» **Exercise**
Reproduce each line of the listing exactly.

=== Begin Enclosure ===

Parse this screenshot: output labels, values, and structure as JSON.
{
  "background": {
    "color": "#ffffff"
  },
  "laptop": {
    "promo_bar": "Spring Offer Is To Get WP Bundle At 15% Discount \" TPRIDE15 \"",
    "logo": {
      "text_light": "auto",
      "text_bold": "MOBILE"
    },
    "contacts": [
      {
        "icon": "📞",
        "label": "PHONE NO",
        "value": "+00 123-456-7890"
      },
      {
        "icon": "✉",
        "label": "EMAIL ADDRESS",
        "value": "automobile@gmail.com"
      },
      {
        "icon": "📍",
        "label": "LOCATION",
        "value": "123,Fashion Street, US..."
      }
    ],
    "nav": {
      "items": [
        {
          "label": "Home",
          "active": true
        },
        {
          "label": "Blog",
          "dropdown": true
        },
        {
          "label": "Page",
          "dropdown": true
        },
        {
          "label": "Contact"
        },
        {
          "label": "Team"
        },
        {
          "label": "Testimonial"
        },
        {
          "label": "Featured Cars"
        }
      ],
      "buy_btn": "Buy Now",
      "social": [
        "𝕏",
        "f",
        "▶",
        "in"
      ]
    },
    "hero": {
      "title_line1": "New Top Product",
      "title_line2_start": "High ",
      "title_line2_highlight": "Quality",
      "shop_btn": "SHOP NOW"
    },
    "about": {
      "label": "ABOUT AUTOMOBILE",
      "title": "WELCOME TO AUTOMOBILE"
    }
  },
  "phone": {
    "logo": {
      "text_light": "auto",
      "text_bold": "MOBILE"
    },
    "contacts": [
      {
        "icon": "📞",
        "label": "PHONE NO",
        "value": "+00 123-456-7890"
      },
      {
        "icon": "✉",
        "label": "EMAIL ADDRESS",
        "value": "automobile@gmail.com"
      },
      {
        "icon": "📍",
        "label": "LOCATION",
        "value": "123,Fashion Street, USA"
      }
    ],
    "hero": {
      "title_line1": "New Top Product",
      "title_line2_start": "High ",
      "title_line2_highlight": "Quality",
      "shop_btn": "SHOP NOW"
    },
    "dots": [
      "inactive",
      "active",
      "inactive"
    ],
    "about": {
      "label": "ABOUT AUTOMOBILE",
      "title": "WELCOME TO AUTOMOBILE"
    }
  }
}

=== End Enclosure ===

» **Result for this exercise**
Parse this screenshot: output labels, values, and structure as JSON.
{
  "background": {
    "color": "#ffffff"
  },
  "laptop": {
    "promo_bar": "Spring Offer Is To Get WP Bundle At 15% Discount \" TPRIDE15 \"",
    "logo": {
      "text_light": "auto",
      "text_bold": "MOBILE"
    },
    "contacts": [
      {
        "icon": "📞",
        "label": "PHONE NO",
        "value": "+00 123-456-7890"
      },
      {
        "icon": "✉",
        "label": "EMAIL ADDRESS",
        "value": "automobile@gmail.com"
      },
      {
        "icon": "📍",
        "label": "LOCATION",
        "value": "123,Fashion Street, US..."
      }
    ],
    "nav": {
      "items": [
        {
          "label": "Home",
          "active": true
        },
        {
          "label": "Blog",
          "dropdown": true
        },
        {
          "label": "Page",
          "dropdown": true
        },
        {
          "label": "Contact"
        },
        {
          "label": "Team"
        },
        {
          "label": "Testimonial"
        },
        {
          "label": "Featured Cars"
        }
      ],
      "buy_btn": "Buy Now",
      "social": [
        "𝕏",
        "f",
        "▶",
        "in"
      ]
    },
    "hero": {
      "title_line1": "New Top Product",
      "title_line2_start": "High ",
      "title_line2_highlight": "Quality",
      "shop_btn": "SHOP NOW"
    },
    "about": {
      "label": "ABOUT AUTOMOBILE",
      "title": "WELCOME TO AUTOMOBILE"
    }
  },
  "phone": {
    "logo": {
      "text_light": "auto",
      "text_bold": "MOBILE"
    },
    "contacts": [
      {
        "icon": "📞",
        "label": "PHONE NO",
        "value": "+00 123-456-7890"
      },
      {
        "icon": "✉",
        "label": "EMAIL ADDRESS",
        "value": "automobile@gmail.com"
      },
      {
        "icon": "📍",
        "label": "LOCATION",
        "value": "123,Fashion Street, USA"
      }
    ],
    "hero": {
      "title_line1": "New Top Product",
      "title_line2_start": "High ",
      "title_line2_highlight": "Quality",
      "shop_btn": "SHOP NOW"
    },
    "dots": [
      "inactive",
      "active",
      "inactive"
    ],
    "about": {
      "label": "ABOUT AUTOMOBILE",
      "title": "WELCOME TO AUTOMOBILE"
    }
  }
}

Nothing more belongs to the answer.